- Opening Delimiter -

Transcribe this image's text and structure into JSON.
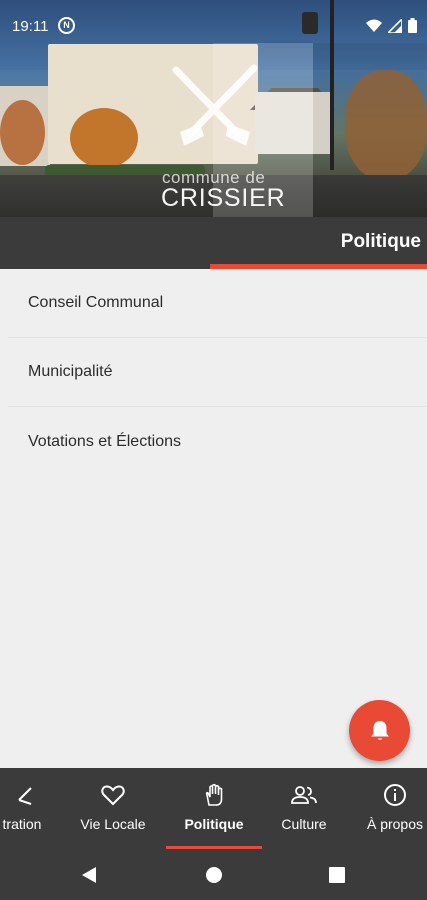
{
  "status_bar": {
    "time": "19:11",
    "nfc_label": "N"
  },
  "header": {
    "logo_line1": "commune de",
    "logo_line2": "CRISSIER",
    "section_title": "Politique"
  },
  "list": {
    "items": [
      {
        "label": "Conseil Communal"
      },
      {
        "label": "Municipalité"
      },
      {
        "label": "Votations et Élections"
      }
    ]
  },
  "fab": {
    "icon": "bell-icon"
  },
  "bottom_nav": {
    "items": [
      {
        "label": "tration",
        "icon": "admin-icon"
      },
      {
        "label": "Vie Locale",
        "icon": "heart-icon"
      },
      {
        "label": "Politique",
        "icon": "hand-icon",
        "active": true
      },
      {
        "label": "Culture",
        "icon": "people-icon"
      },
      {
        "label": "À propos",
        "icon": "info-icon"
      }
    ]
  },
  "colors": {
    "accent": "#e84a35",
    "bar": "#3b3b3b",
    "background": "#efefef"
  }
}
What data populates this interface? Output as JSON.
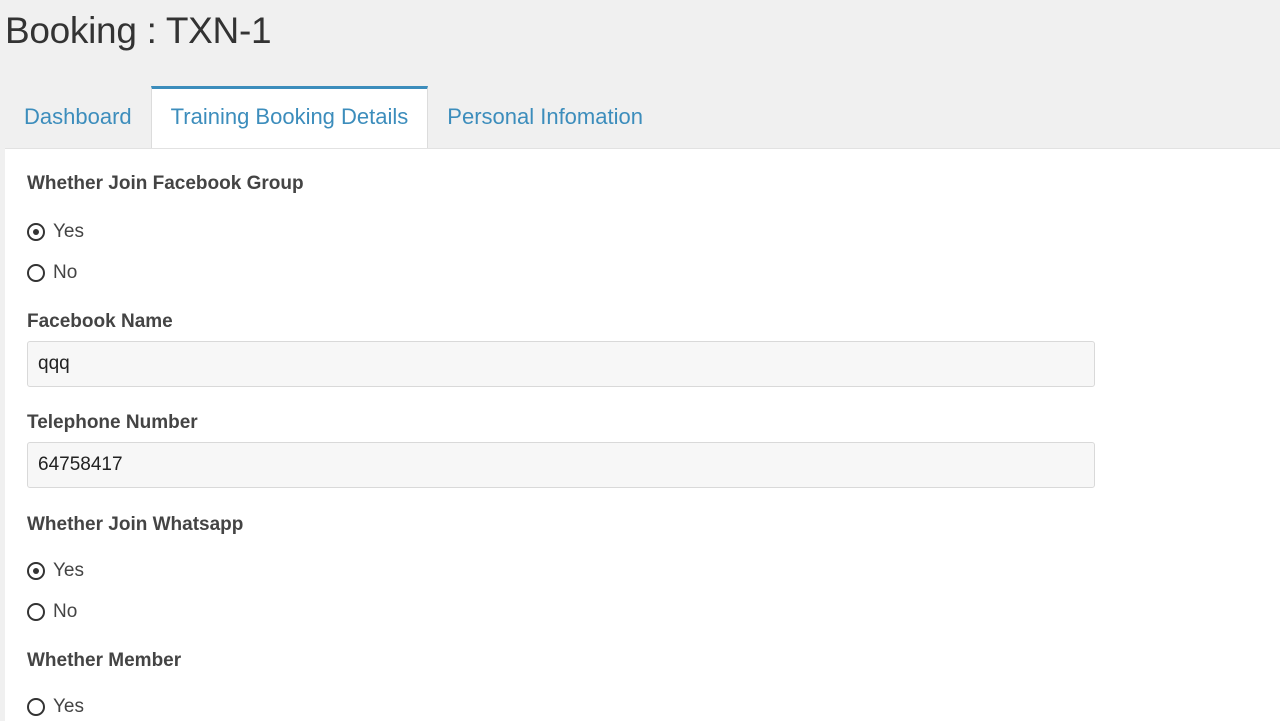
{
  "page": {
    "title": "Booking : TXN-1"
  },
  "tabs": [
    {
      "label": "Dashboard",
      "active": false
    },
    {
      "label": "Training Booking Details",
      "active": true
    },
    {
      "label": "Personal Infomation",
      "active": false
    }
  ],
  "form": {
    "facebook_group": {
      "label": "Whether Join Facebook Group",
      "options": [
        {
          "label": "Yes",
          "checked": true
        },
        {
          "label": "No",
          "checked": false
        }
      ]
    },
    "facebook_name": {
      "label": "Facebook Name",
      "value": "qqq"
    },
    "telephone": {
      "label": "Telephone Number",
      "value": "64758417"
    },
    "whatsapp": {
      "label": "Whether Join Whatsapp",
      "options": [
        {
          "label": "Yes",
          "checked": true
        },
        {
          "label": "No",
          "checked": false
        }
      ]
    },
    "member": {
      "label": "Whether Member",
      "options": [
        {
          "label": "Yes",
          "checked": false
        }
      ]
    }
  },
  "colors": {
    "accent": "#3c8dbc",
    "background": "#f0f0f0",
    "panel": "#ffffff"
  }
}
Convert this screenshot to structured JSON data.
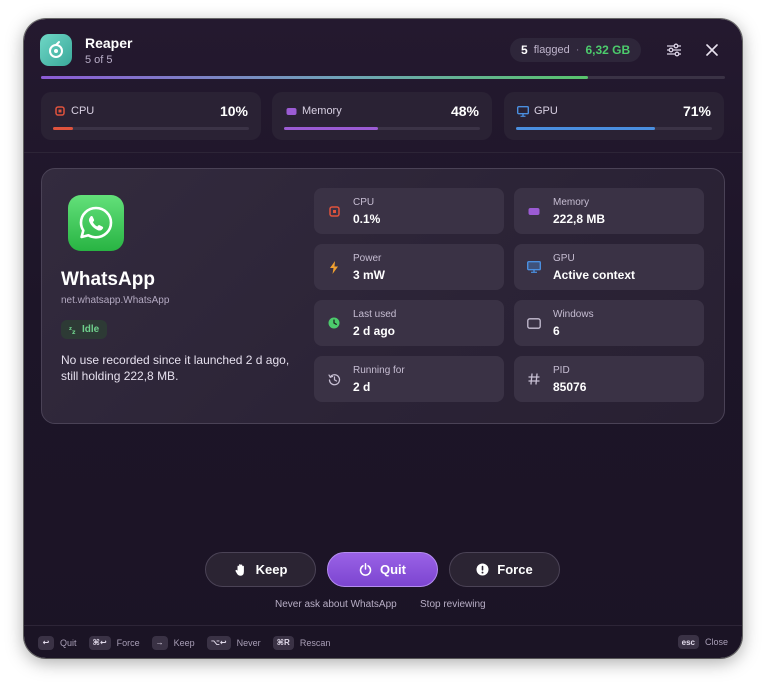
{
  "header": {
    "title": "Reaper",
    "subtitle": "5 of 5",
    "flagged_count": "5",
    "flagged_label": "flagged",
    "separator": "·",
    "flagged_size": "6,32 GB",
    "review_progress": 0.8
  },
  "resources": [
    {
      "label": "CPU",
      "value": "10%",
      "fraction": 0.1,
      "color": "#e0533d",
      "icon": "cpu-chip-icon"
    },
    {
      "label": "Memory",
      "value": "48%",
      "fraction": 0.48,
      "color": "#9b5bd4",
      "icon": "memory-icon"
    },
    {
      "label": "GPU",
      "value": "71%",
      "fraction": 0.71,
      "color": "#4a8fe0",
      "icon": "display-icon"
    }
  ],
  "process": {
    "name": "WhatsApp",
    "bundle_id": "net.whatsapp.WhatsApp",
    "status": "Idle",
    "description": "No use recorded since it launched 2 d ago, still holding 222,8 MB.",
    "stats": [
      {
        "label": "CPU",
        "value": "0.1%",
        "icon": "cpu-chip-icon",
        "color": "#e0533d"
      },
      {
        "label": "Memory",
        "value": "222,8 MB",
        "icon": "memory-icon",
        "color": "#9b5bd4"
      },
      {
        "label": "Power",
        "value": "3 mW",
        "icon": "bolt-icon",
        "color": "#f0a030"
      },
      {
        "label": "GPU",
        "value": "Active context",
        "icon": "display-icon",
        "color": "#4a8fe0"
      },
      {
        "label": "Last used",
        "value": "2 d ago",
        "icon": "clock-icon",
        "color": "#4ccb6c"
      },
      {
        "label": "Windows",
        "value": "6",
        "icon": "window-icon",
        "color": "#c8c0d4"
      },
      {
        "label": "Running for",
        "value": "2 d",
        "icon": "history-icon",
        "color": "#c8c0d4"
      },
      {
        "label": "PID",
        "value": "85076",
        "icon": "hash-icon",
        "color": "#c8c0d4"
      }
    ]
  },
  "actions": {
    "keep": "Keep",
    "quit": "Quit",
    "force": "Force",
    "never_ask": "Never ask about WhatsApp",
    "stop_reviewing": "Stop reviewing"
  },
  "footer": {
    "shortcuts": [
      {
        "key": "↩",
        "label": "Quit"
      },
      {
        "key": "⌘↩",
        "label": "Force"
      },
      {
        "key": "→",
        "label": "Keep"
      },
      {
        "key": "⌥↩",
        "label": "Never"
      },
      {
        "key": "⌘R",
        "label": "Rescan"
      }
    ],
    "close_key": "esc",
    "close_label": "Close"
  }
}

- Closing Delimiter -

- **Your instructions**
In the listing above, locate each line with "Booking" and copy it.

- **Exercise answer**
    "title": "Booking : TXN-1"
      "label": "Training Booking Details",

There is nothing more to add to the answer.